PROBLEM DESCRIPTION> Would you give the number of lines below in which the string "Lausanne" appears? Nothing else is needed.
··· THE DATA
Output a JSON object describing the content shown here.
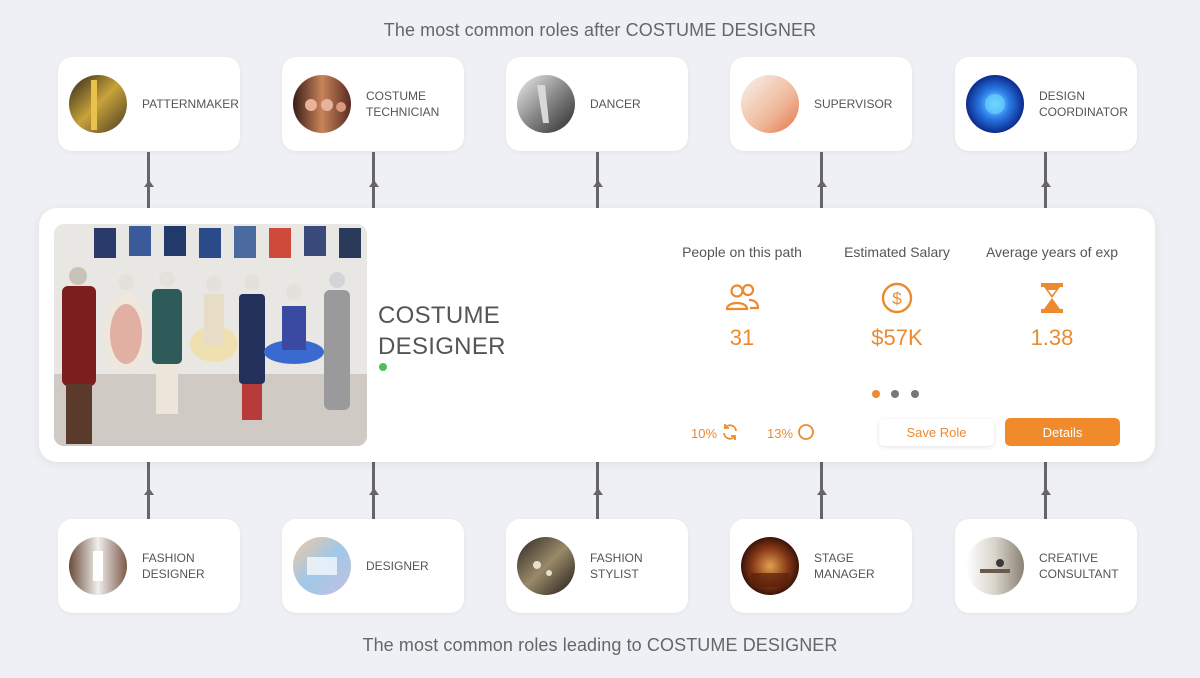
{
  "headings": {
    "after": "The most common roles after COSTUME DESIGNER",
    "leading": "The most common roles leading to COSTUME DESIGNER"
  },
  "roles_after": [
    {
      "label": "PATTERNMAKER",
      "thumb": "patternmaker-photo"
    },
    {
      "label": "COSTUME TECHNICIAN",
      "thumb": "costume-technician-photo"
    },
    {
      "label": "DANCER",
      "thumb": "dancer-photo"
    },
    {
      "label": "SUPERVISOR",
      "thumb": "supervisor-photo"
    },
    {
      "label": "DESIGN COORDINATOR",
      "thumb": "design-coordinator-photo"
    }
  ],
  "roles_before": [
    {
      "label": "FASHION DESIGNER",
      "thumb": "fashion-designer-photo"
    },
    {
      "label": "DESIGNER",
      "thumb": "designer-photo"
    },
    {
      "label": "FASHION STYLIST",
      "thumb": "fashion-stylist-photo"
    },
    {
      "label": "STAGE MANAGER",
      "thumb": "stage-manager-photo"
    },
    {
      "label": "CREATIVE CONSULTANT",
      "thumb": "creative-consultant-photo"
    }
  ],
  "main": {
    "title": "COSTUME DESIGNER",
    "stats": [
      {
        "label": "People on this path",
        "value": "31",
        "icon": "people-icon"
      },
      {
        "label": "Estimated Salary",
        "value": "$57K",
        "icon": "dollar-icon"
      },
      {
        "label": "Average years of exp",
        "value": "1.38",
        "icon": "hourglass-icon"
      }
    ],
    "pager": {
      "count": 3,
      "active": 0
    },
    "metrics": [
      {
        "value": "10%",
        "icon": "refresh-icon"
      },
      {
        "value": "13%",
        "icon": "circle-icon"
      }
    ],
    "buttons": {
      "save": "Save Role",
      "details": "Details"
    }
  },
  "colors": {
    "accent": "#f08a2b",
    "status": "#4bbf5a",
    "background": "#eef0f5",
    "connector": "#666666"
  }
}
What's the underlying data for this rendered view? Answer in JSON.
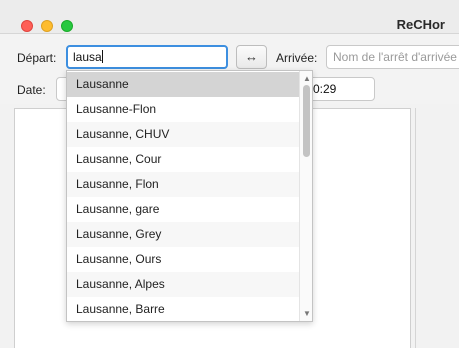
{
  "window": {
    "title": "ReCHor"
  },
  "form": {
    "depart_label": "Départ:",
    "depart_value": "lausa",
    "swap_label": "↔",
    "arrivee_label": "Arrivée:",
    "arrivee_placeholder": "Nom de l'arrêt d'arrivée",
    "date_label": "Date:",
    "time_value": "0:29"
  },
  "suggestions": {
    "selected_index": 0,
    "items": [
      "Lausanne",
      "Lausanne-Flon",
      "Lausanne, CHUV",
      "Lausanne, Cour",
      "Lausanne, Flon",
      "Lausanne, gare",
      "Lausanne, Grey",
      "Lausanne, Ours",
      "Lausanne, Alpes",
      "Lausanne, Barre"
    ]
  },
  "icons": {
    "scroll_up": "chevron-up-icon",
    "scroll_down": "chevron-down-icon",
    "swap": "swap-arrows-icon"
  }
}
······
OUTPUT OF THE TASK> 10